The term "final but unofficial results" has taken on special meaning for two opponents in Tuesday's vote for Washington County commissioner.
Democrat and incumbent commissioner Cora Marshall received 13,448 votes from the county's precincts. Her opponent Ron Feathers' vote count was 13,769.
For Marshall, the race remains too close to call, since there are still 742 provisional votes and 480 absentee votes in Washington County to be counted.
"The official (count of provisional votes) will be held Nov. 19," reported Peggy Byers, deputy director and trainer for the Washington County Board of Elections.
Absentee votes postmarked Nov. 5 have 10 days to be received, she added.
"There's still hope," said Marshall. "Every vote is important, and we'll know on Nov. 19 what the final outcome is."
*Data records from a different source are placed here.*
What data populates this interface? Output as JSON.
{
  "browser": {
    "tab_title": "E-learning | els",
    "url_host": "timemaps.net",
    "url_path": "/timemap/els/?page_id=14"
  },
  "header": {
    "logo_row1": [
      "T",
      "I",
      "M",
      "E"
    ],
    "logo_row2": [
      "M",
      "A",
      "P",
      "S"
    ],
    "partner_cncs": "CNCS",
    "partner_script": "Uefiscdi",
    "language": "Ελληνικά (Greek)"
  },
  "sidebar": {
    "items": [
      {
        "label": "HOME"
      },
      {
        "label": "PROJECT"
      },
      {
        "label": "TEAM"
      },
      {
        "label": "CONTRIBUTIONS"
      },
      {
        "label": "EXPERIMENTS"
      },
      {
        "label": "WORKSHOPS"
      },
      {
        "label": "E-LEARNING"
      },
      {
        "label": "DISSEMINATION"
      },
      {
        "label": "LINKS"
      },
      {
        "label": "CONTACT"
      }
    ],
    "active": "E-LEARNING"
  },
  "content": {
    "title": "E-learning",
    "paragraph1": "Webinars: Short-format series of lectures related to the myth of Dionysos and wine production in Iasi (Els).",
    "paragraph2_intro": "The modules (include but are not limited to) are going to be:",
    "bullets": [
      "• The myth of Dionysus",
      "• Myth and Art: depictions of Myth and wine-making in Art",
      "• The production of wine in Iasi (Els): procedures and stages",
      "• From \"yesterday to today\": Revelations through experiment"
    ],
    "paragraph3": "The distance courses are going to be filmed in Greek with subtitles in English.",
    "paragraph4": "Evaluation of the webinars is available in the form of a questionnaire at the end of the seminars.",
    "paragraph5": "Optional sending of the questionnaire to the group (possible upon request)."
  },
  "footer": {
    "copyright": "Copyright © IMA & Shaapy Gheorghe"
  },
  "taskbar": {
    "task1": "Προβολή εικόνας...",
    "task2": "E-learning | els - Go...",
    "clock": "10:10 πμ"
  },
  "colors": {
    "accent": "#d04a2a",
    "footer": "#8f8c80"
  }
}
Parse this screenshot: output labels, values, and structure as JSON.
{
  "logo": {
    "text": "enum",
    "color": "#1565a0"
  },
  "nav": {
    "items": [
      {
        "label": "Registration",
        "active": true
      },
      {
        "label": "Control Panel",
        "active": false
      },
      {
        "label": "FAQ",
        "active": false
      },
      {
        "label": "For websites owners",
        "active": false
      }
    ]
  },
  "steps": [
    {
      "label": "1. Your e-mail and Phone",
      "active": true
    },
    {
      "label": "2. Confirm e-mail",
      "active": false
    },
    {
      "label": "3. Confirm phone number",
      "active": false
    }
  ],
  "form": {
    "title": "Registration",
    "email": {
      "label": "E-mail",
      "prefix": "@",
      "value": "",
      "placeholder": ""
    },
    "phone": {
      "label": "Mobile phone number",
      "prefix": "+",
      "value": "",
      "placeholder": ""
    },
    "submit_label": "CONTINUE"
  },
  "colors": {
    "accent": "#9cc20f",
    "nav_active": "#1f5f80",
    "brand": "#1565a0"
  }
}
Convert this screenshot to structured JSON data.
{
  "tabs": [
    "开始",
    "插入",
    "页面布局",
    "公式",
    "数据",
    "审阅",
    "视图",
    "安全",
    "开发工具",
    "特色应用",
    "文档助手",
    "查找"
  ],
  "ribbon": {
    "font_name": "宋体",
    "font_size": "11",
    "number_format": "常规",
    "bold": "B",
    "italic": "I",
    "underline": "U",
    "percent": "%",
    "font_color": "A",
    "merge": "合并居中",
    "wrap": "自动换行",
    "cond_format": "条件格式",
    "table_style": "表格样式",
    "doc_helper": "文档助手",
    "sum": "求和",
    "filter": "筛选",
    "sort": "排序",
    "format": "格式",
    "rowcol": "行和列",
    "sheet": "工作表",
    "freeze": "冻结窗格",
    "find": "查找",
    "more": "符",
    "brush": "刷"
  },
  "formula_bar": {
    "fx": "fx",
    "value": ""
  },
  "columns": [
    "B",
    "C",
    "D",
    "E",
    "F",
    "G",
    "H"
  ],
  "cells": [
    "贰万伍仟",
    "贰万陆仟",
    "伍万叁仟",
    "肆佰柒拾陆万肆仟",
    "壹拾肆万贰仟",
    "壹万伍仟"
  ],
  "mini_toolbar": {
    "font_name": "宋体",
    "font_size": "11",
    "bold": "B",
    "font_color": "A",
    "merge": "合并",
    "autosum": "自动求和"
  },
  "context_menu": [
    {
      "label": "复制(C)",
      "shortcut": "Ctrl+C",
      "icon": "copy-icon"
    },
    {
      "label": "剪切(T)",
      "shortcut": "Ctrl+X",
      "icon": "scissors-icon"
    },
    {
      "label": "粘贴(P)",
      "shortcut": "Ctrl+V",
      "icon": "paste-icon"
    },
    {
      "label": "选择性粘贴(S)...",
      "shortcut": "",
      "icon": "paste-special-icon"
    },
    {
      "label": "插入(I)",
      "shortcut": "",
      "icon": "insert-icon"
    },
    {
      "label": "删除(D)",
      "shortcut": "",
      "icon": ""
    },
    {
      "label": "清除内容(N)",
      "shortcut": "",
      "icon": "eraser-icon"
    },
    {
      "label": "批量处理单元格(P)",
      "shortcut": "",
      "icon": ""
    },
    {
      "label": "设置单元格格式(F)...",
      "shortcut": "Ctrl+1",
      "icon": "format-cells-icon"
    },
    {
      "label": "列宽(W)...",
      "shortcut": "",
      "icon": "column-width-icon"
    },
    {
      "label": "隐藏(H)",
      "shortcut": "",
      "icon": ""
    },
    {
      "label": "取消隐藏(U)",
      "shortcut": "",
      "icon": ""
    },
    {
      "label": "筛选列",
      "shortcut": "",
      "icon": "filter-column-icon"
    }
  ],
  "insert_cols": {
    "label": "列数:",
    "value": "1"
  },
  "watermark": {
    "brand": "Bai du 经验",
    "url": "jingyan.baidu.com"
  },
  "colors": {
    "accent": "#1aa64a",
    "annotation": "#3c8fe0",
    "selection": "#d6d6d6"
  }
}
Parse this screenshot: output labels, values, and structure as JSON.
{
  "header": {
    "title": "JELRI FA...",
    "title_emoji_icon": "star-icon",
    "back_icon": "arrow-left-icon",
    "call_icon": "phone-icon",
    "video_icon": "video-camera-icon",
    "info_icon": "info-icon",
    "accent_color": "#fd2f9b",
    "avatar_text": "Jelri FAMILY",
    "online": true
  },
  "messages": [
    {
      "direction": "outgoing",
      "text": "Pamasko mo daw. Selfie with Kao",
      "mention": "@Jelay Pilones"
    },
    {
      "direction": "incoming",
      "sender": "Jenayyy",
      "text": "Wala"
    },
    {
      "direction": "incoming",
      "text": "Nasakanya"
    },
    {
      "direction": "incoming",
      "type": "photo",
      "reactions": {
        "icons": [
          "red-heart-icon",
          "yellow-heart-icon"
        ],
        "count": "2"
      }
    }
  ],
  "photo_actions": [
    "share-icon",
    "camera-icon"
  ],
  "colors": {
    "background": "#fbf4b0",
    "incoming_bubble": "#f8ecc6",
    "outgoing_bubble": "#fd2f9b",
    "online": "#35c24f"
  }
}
At a glance
Final but unofficial results
Washington County Commissioners
Ron Feathers: 13,769.
Cora Marshall: 13,448.
David White: 15,540.
Peg Littler: 11,673.
Feathers seemed assured of that outcome, saying he thought his campaign "gave out a message that resonated with voters."
He has already made plans for when he assumes his seat as county commissioner.
"I want to make sure that we're extremely fiscally responsible with people's money," Feathers said.
"We'll need to look at funding of the infrastructure in the townships," he added. "And there will be challenges with the defeat of the Washington County Children Services levy."
In the second race for Washington County commissioner, Republican David White defeated Democratic opponent Peg Littler, 15,540 to 11,673 votes.
"I think the campaign went very, very well," said White.
He also gave kudos to his supporters.
"They're the best. The support that I got was unbelievable, financial, going door to door and walking the parades," he added.
Before he starts his position, White said he has more work to do.
"I will go to sit in on the (county's) budget process," he said.
"It will help me hit the ground running," he added. "The budgets are what we have to work with next calendar year."
Campaigning was a positive experience for Littler, she said.
"I learned a lot. I met a lot of wonderful people...and it was an enjoyable and enlightening experience," she said.
Before heading in to vote at his precinct at the Washington County Fairgrounds, Mike Offenberger of Marietta talked about the lack of negative campaign ads from all four county commissioner candidates.
"I thought their ads were pretty to the point," he said. "They didn't really throw a lot of trash at each other."
The negativity of national political ads was a turnoff for Littler, and she said she refused to engage in it at the local level.
"I am so disheartened by the negative mud slinging at the national level," she said.
Marshall intentionally kept her campaigning positive, she said.
"I kept it focused on what I've done in the last four years," said Marshall. "I let my record speak for itself."